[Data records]

□ □ □ □

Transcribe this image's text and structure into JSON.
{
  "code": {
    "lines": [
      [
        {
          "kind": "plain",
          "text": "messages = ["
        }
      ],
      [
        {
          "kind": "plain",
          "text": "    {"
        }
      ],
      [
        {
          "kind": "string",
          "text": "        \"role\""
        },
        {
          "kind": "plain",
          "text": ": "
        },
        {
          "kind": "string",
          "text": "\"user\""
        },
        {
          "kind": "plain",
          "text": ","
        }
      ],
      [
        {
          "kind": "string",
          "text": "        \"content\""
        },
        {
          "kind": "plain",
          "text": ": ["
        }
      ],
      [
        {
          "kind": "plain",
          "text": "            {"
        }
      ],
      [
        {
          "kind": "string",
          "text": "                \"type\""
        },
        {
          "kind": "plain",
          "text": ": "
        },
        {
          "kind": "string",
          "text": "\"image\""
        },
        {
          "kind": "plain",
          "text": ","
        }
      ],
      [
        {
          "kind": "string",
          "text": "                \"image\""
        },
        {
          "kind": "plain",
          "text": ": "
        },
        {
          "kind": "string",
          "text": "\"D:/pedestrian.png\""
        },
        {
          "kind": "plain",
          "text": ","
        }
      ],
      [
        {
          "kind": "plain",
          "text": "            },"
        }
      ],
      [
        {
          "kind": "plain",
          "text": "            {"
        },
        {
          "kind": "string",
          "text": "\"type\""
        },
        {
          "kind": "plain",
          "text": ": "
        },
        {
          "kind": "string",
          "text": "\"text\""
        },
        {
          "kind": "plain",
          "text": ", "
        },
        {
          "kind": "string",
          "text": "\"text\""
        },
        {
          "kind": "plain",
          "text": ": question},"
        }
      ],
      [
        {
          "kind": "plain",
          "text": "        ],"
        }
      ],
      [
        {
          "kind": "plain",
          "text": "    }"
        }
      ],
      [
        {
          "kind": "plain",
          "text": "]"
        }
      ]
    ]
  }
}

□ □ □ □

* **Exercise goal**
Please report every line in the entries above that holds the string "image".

* **Solution for this exercise**
Transcribe this image's text and structure into JSON.
          "text": "\"image\""
          "text": "                \"image\""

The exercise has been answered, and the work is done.